Firefighters Win Key Races

The value of getting firefighters elected to public office was never more apparent than in the 2018 elections, as two high-profile candidates throughout the 1st District.


Corona – Local 3757 President, Jim Steiner – a 30-year department veteran – decided to run for the District 4 City Council seat after his retirement from the department and the union. Local 3757 was all in for their former leader. “Our staffing levels had been cut to 1980s level and our population is much larger now,” explained Trevor Walsh, President of Corona Firefighters Association Local 3757. “Jim was the right choice to bring that public safety voice to the council.” Corona’s 100 members mobilized and knocked on doors, seven days a week, for three months for Steiner and two other firefighter-friendly candidates – all of whom won.


Lakeside – Lakeside Firefighters Association Local 4488 struck a blow for public safety with the election of San Diego City Local 145 member Tim Robles to Lakeside Fire Board. “I’ve always heard from CPF and IAFF: When there’s an opportunity to get a firefighter elected, we have to do it.” Local 4488 worked hard for Robles’ election “The health of the district has always been a priority for us, and we believed that Tim was the right choice for the board,” said Local 4488 President Eric Stamm.

“The firefighter voice was very successful this year in our district and all around the state,” said Brian Rice, CPF President. “We hope to continue building on our success and get more firefighters elected to public office.”


Four-Person Staffing A Reality in Chula Vista

It’s been the National Fire Protection Association’s recognized standard for engine staffing since 2000. Now, it is the standard for engine staffing in Chula Vista.

Thanks to the passage of a local sales tax measure in June of 2018, Chula Vista implemented a series of staffing increases that, in February, culminated with the news that all of its engine companies had been increased to four on a rig. Measure A added a half-cent to the city’s sales tax, raising $19 million a year directed toward public safety.

“The revenue is public safety only,” said Darrell Roberts, president of Chula Vista Firefighters Local 2180. “Measure A included a citizen oversight committee to make sure that the money goes to police and fire.”

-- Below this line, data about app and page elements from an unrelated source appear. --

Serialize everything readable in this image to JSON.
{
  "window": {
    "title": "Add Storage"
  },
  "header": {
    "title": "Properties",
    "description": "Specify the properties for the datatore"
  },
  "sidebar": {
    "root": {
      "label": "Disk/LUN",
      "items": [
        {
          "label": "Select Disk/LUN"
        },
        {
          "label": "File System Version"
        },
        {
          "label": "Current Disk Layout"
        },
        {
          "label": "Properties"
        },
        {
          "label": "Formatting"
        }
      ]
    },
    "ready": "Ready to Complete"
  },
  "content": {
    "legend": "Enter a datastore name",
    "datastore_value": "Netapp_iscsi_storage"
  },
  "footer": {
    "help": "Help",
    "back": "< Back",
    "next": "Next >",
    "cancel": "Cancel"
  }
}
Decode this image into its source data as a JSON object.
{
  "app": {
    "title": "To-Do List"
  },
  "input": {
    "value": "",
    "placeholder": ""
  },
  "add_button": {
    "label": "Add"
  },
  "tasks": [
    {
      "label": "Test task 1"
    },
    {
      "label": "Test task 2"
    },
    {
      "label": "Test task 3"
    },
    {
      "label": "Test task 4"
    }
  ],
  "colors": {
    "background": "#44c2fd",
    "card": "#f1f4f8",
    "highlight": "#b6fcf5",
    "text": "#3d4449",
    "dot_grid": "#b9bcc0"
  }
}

The sizeable vote in support of Measure A was due in large measure to the focused and relentless effort of Local 2180 and its members. Working not only for the tax measure but also on local council races, Roberts said firefighters were out front during the campaign, and helped sell the issue to voters. Chula Vista has had some catching up to do on staffing – according to the city’s fire chief, fire staffing per 1000 residents is about half the national average.

Chula Vista Firefighters also had strong support from CPF, both before and after the June election. In the runup to the June 6 vote, CPF’s Firefighters Print & Design produced some game-changing print material – “the nicest pieces we’ve ever done in an election,” said Roberts. Moreover, after the election, CPF’s leadership and legislative team negotiated a deal that sidetracked a statewide ballot initiative that, if successful, could have retroactively wiped out Chula Vista’s victory.

“When I heard that ballot initiative had been killed, I was ecstatic,” said Roberts.

The move to four-person staffing is already reaping dividends. Early reports from the department show improved response times and more efficient operation on-scene. “We know this makes a big difference for the safety of our residents, and we’re grateful to voters for their trust. Now the task is to just stay vigilant for the future.”